Multiple Myeloma and Step Care Sequencing
Congressional District: MO05
Issues and Challenges
John has encountered: Access to Expert Providers, Copay Issues, Insurance Issues, Rare / Underserved Disease, Surprise Billing, Caregiving, Copay Accumulator, Invisible Illness, Oral Parity, Step-Therapy / Fail First, Transparency in Health Care, Underserved Community
This is to be presented at a hypothetical Insurance Review Board Meeting.
Good morning, my name is John Killip.
I am speaking as a patient and representing Multiple Myeloma patients from across our country. The focus of my remarks is the current proposal that you are reviewing related to the use of Step Care Sequencing of medications prescribed for Myeloma patients.
I was diagnosed with Multiple Myeloma in the fall of 2007. Myeloma is a blood cancer that occurs in the bone marrow affecting the plasma cells (the cells responsible for our immunities). Considered a rare disease it is the second most frequently occurring blood cancer. There are over 30,000 patients diagnosed each year In the United States. Currently there are approximately 180,000 people living with this disease (in the US). I have had two Autologous (cells from the patients body) Stem Cell Transplants and I am currently in medication supported complete remission!
Stepped Care Sequencing of treatments and medications is a way of life for Myeloma patients. The genetic makeup of the affected plasma cells is constantly evolving. Currently there are at least 13 genetic variations of the myeloma genes. As each treatment protocol winds down in effectiveness a new or stronger strain of the myeloma becomes prevalent. Our treatments have to be reevaluated and redirected to fight the emerging strain, therefore the reality of stepped care sequencing in our daily lives.
This is vastly different from the generally recognized steps in Step Care Sequencing (by insurance company guidelines) when a patient is expected to be begin treatment at a lower cost generic medication before moving up the steps to more effective and therefore more costly medications.
This was the exact focus of the conversation of an ICER Committee meeting I attended in May of 2016 when the Committee members presented the recommendation requiring myeloma patients be treated with sequenced medications as outlined in the ICER documents. The Committee had no knowledge or understanding of the evolving nature of the myeloma cells and that each new relapse is a new genetic strain of the disease.

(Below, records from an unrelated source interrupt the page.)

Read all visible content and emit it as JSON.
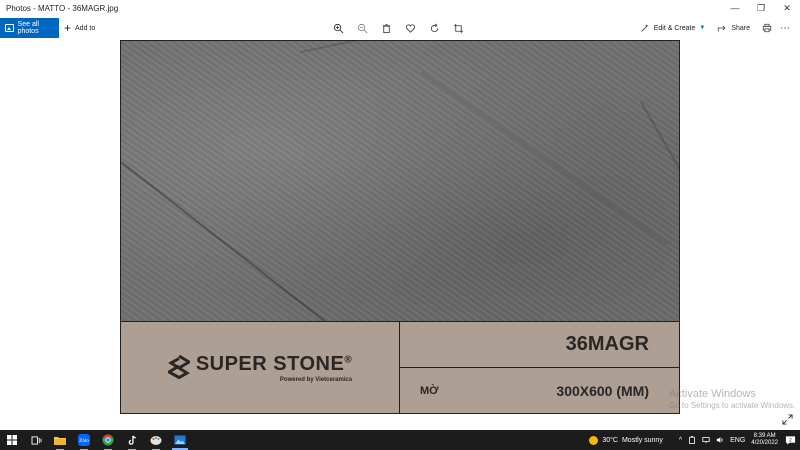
{
  "window": {
    "title": "Photos - MATTO - 36MAGR.jpg",
    "minimize": "—",
    "maximize": "❐",
    "close": "✕"
  },
  "toolbar": {
    "see_all_photos": "See all photos",
    "add_to": "Add to",
    "edit_create": "Edit & Create",
    "share": "Share",
    "more": "⋯",
    "tools": [
      "zoom-in-icon",
      "zoom-out-icon",
      "delete-icon",
      "favorite-icon",
      "rotate-icon",
      "crop-icon"
    ]
  },
  "photo": {
    "brand": "SUPER STONE",
    "registered": "®",
    "brand_sub": "Powered by Vietceramics",
    "code": "36MAGR",
    "finish": "MỜ",
    "size": "300X600 (MM)",
    "stone_color": "#707070",
    "panel_color": "#ad9f94"
  },
  "watermark": {
    "line1": "Activate Windows",
    "line2": "Go to Settings to activate Windows."
  },
  "taskbar": {
    "weather_temp": "30°C",
    "weather_text": "Mostly sunny",
    "language": "ENG",
    "time": "8:39 AM",
    "date": "4/20/2022",
    "notifications": "2"
  }
}
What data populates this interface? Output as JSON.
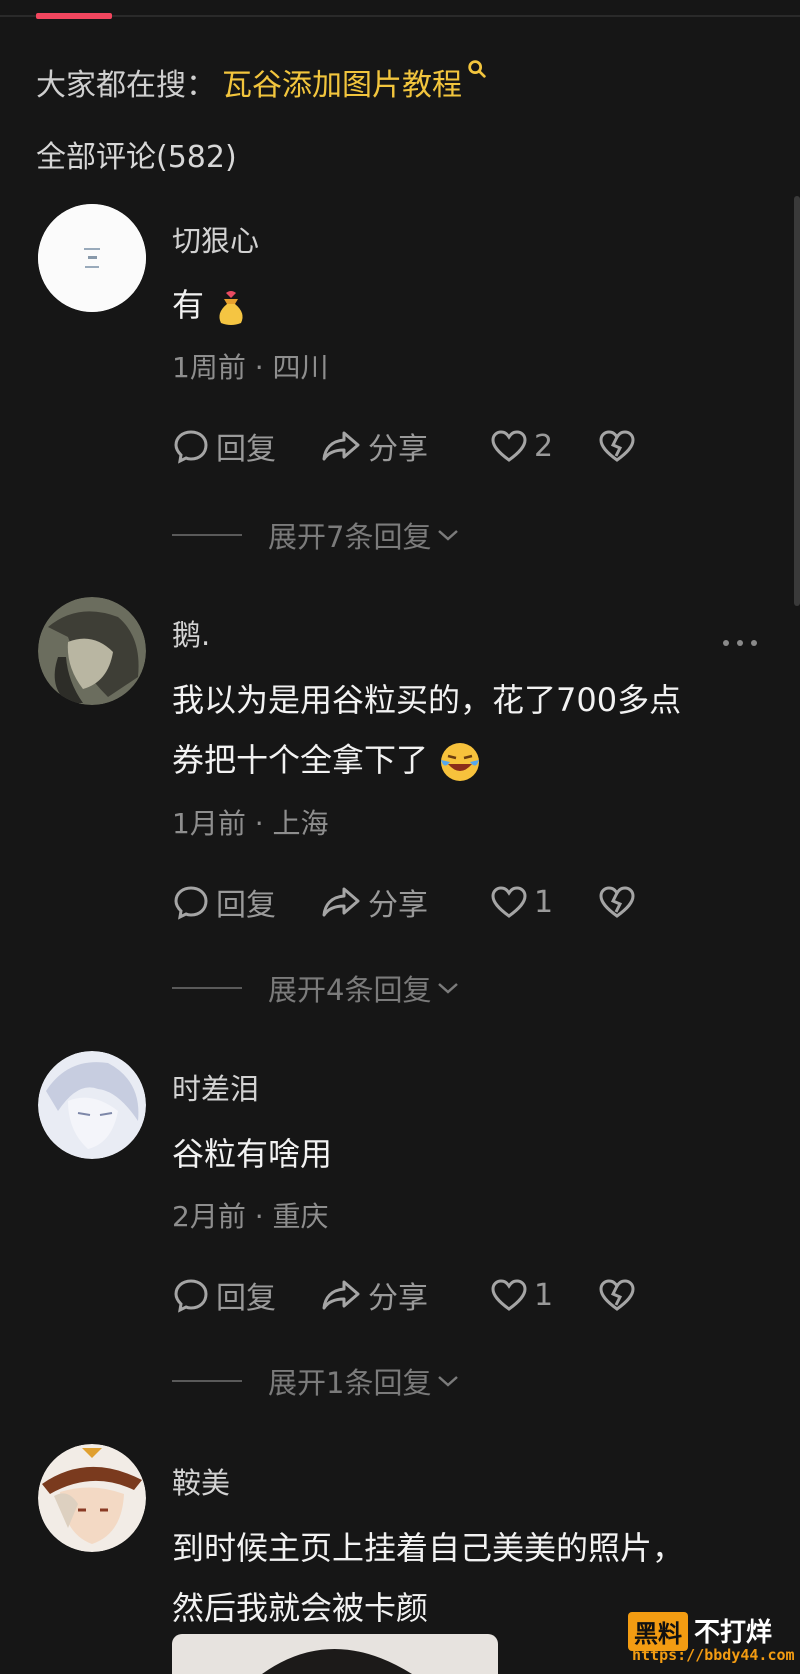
{
  "header": {
    "search_prefix": "大家都在搜：",
    "search_term": "瓦谷添加图片教程",
    "comments_title": "全部评论(582)"
  },
  "comments": [
    {
      "username": "切狠心",
      "text": "有",
      "emoji": "money-bag-emoji",
      "meta": "1周前 · 四川",
      "reply_label": "回复",
      "share_label": "分享",
      "likes": "2",
      "expand_label": "展开7条回复"
    },
    {
      "username": "鹅.",
      "text_line1": "我以为是用谷粒买的，花了700多点",
      "text_line2": "券把十个全拿下了",
      "emoji": "laughing-tears-emoji",
      "meta": "1月前 · 上海",
      "reply_label": "回复",
      "share_label": "分享",
      "likes": "1",
      "expand_label": "展开4条回复"
    },
    {
      "username": "时差泪",
      "text": "谷粒有啥用",
      "meta": "2月前 · 重庆",
      "reply_label": "回复",
      "share_label": "分享",
      "likes": "1",
      "expand_label": "展开1条回复"
    },
    {
      "username": "鞍美",
      "text_line1": "到时候主页上挂着自己美美的照片，",
      "text_line2": "然后我就会被卡颜"
    }
  ],
  "watermark": {
    "badge": "黑料",
    "text": "不打烊",
    "url": "https://bbdy44.com"
  },
  "colors": {
    "background": "#161616",
    "accent": "#f2465e",
    "search_highlight": "#f2c53d",
    "watermark_orange": "#f39c12"
  }
}
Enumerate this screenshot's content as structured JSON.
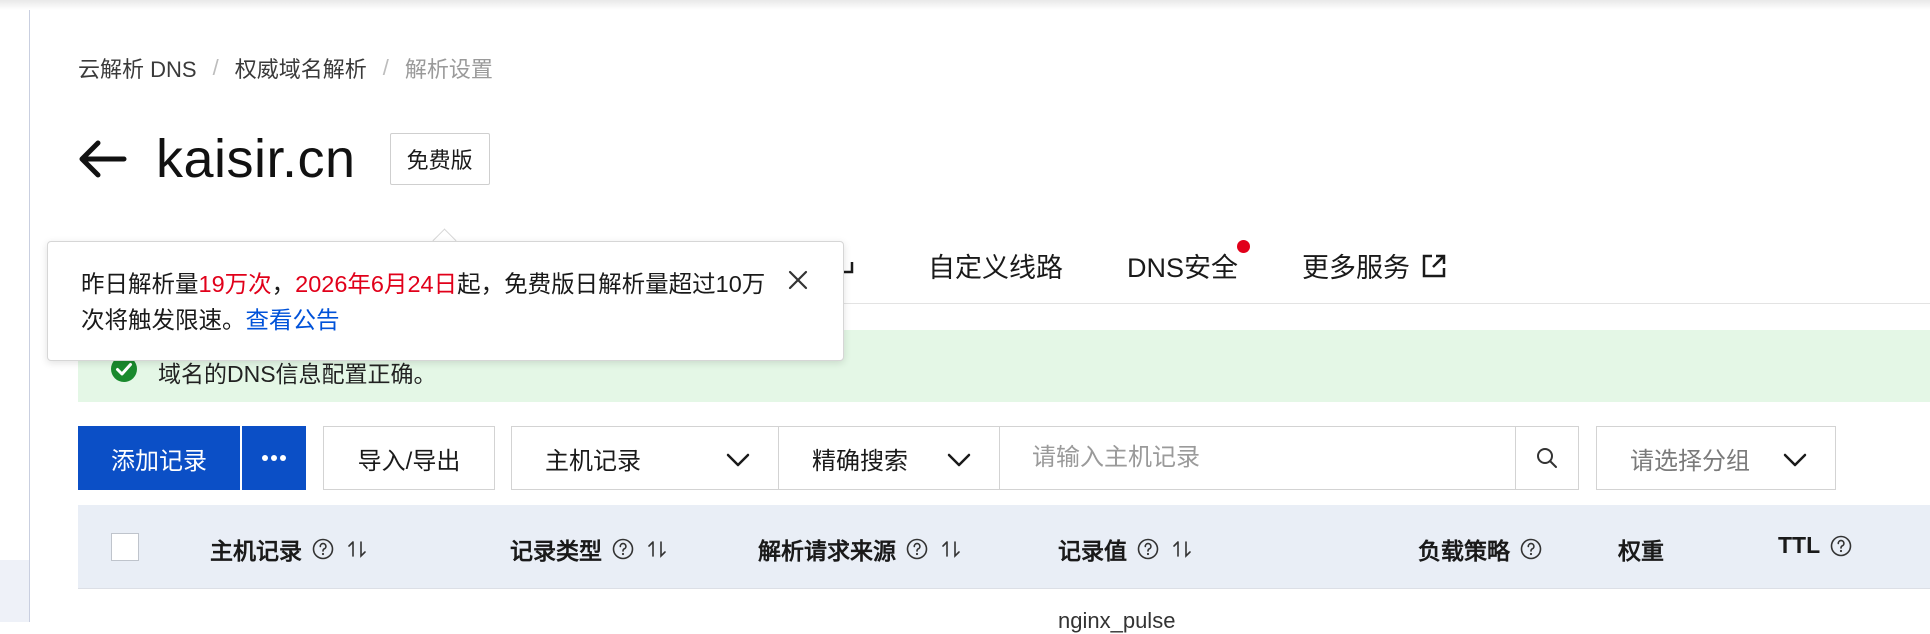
{
  "breadcrumb": [
    "云解析 DNS",
    "权威域名解析",
    "解析设置"
  ],
  "breadcrumb_sep": "/",
  "domain": {
    "name": "kaisir.cn",
    "plan": "免费版"
  },
  "tooltip": {
    "part1": "昨日解析量",
    "highlight1": "19万次",
    "part2": "，",
    "highlight2": "2026年6月24日",
    "part3": "起，免费版日解析量超过10万次将触发限速。",
    "link": "查看公告"
  },
  "tabs": [
    {
      "label": "自定义线路",
      "external": false,
      "dot": false
    },
    {
      "label": "DNS安全",
      "external": false,
      "dot": true
    },
    {
      "label": "更多服务",
      "external": true,
      "dot": false
    }
  ],
  "status": {
    "text": "域名的DNS信息配置正确。"
  },
  "toolbar": {
    "add_label": "添加记录",
    "io_label": "导入/导出",
    "field_select": "主机记录",
    "match_select": "精确搜索",
    "search_placeholder": "请输入主机记录",
    "group_select": "请选择分组"
  },
  "table": {
    "columns": [
      {
        "label": "主机记录",
        "help": true,
        "sort": true
      },
      {
        "label": "记录类型",
        "help": true,
        "sort": true
      },
      {
        "label": "解析请求来源",
        "help": true,
        "sort": true
      },
      {
        "label": "记录值",
        "help": true,
        "sort": true
      },
      {
        "label": "负载策略",
        "help": true,
        "sort": false
      },
      {
        "label": "权重",
        "help": false,
        "sort": false
      },
      {
        "label": "TTL",
        "help": true,
        "sort": false
      }
    ],
    "first_row_value_partial": "nginx_pulse"
  },
  "colors": {
    "primary": "#0b4fc6",
    "danger": "#e1001a",
    "link": "#0052d9",
    "success_bg": "#e4f7e6",
    "success_icon": "#1a8a2e",
    "header_bg": "#e9eef6"
  }
}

At this time the data confirms that gold standard of myeloma treatment remains the Autologous Stemcell Transplant. Within recent years there have been multiple medications approved by the FDA for treatment of myeloma patients. Currently protocols include “cocktails” of multiple medications. As time evolves the numbers of patients treated exclusively with medications is rising. Most importantly these treatment cocktails must be sequenced appropriately to meet the needs the individual patient as determined by their doctor!.
Every patient’s sequence is slightly different. Every patients disease is slightly different. Therefore the name Multiple Myeloma.
I strongly urge each of you to reconsider your stance on requiring the traditional Step Cared Sequence for Multiple Myeloma patients.
Thank You. John, W. Killip DDS
My Motivation and Inspiration
Myeloma Patients I have encountered, those who are new to this journey (yesterday I had my second conversation with a man diagnosed two weeks ago, we discovered that we share several mutual life long friends), Those who are struggling with the disease and how to support themselves during this time, those I have shared the journey with who have become very close travelers and valued friends. I treasure of you and pledge to be with you every step of the way.
Patients Rising thanks for this GREAT learning and sharing opportunity. I look forward to continuing the interactions and the second semester when it is developed in the future. JWK